Boston guitarist Jeff Platz's Bright Light Group combines free jazz noise with an underlying rock sensibility and feel. What's interesting about the group's eponymously titled debut CD is that these elements fuse to produce an oddly relaxed, even insouciant result.
The quintet is composed of guitarist Platz, acoustic bassist Kit Demos, trumpeter Scott Getchell, altoist Jim Hobbs, and drummer Django Carranza. The latter two play together in Hobbs' Fully Celebrated Orchestra, which shares a similar sound and aesthetic: a fondness for Ornette Coleman-ish, singsong, offkilter themes; an interest in sound and tone over refined technique; and an elusive but undeniable rock feel (Carranza being a primary factor in this last trait: he hits his drums hard).
With one exception, Platz is the composer here, not Hobbs, and he favors simpler, more skeletal frameworksas opposed to Hobbs' more composed, genre-parodying pieces. "You're So You begins with a characteristic Ornette theme until Getchell's open trumpet languidly takes charge (this album gets noisy at times, but never panicky or frantic), seeming to almost test the parameters of the song. Hobbs takes over with a blatting solo of long, smearing, foghorn honks as Carranza and Demos adjust, respond and build intensityand up steps leader Platz with his own solo statement of chunching, ringing electric guitar, sounding here like the long-awaited successor to the late Sonny Sharrock. Eventually his waves of feedback trail into silence and the tune fades.
Jazz is almost always composed of players soloing in turn, but seldom does it feels so relaxed, yet formalalmost ritualistic. There's almost no comping on the album; therefore the rhythm section of Demos and the endlessly inventive Carranza are of utmost importance.
Both Platz and Hobbs seem fascinated with the mechanics of their instruments, with investigating the limits of the sounds their devices will produce. Both seem more concerned with the textural qualities of sound than with precision; their solos are always effective but hardly fastidious. In a war of noise, an electric guitar always winsbut on this session Platz defers to Hobbs, mostly sticking to a reverbey, spaghetti-western, almost surf-rock tone, especially on "Bright Light where Hobbs' alto dissimilarly produces pure, squonking noise until his solo shifts into a flurry of art-damaged R&B minimalism. He's not the neatest alto player around, but he may be the best.
It's trumpeter Getchell, though, that contributes the best tune: his "Bull Ring Road is a sweet, beautiful groove ballad built on a simple bass vamp and an odd, dissonant melody, first stated by his trumpet, then Hobbs' altoover a simple but very effective Carranza ride/snare pattern. The song culminates in a three-way dialogue between Platz, Hobbs, and Getchell that's thrilling and sublime.

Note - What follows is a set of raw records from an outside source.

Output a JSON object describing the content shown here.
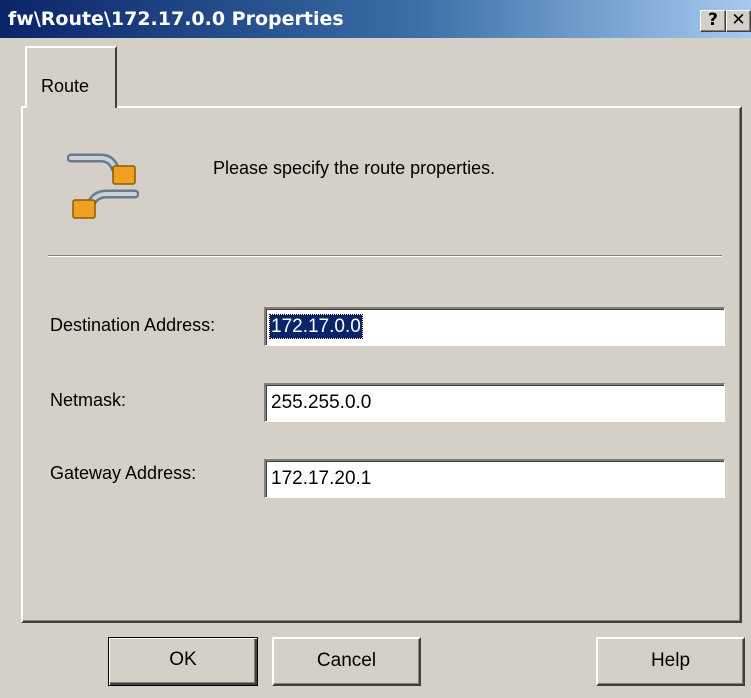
{
  "window": {
    "title": "fw\\Route\\172.17.0.0 Properties",
    "help_glyph": "?",
    "close_glyph": "✕"
  },
  "tabs": [
    {
      "label": "Route",
      "selected": true
    }
  ],
  "panel": {
    "icon": "route-icon",
    "instructions": "Please specify the route properties.",
    "fields": {
      "destination": {
        "label": "Destination Address:",
        "value": "172.17.0.0",
        "selected": true
      },
      "netmask": {
        "label": "Netmask:",
        "value": "255.255.0.0"
      },
      "gateway": {
        "label": "Gateway Address:",
        "value": "172.17.20.1"
      }
    }
  },
  "buttons": {
    "ok": "OK",
    "cancel": "Cancel",
    "help": "Help"
  },
  "colors": {
    "title_bar_start": "#0a246a",
    "title_bar_end": "#a6caf0",
    "face": "#d4d0c8",
    "selection": "#0a246a",
    "icon_accent": "#f0a020"
  }
}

Bright Light Group is a great album from a fine bandwhich, along with its kindred Fully Celebrated Orchestra, seems to be inventing a new genre: Beantown free-jazz rock fusion? Let's call it Boston Frusion.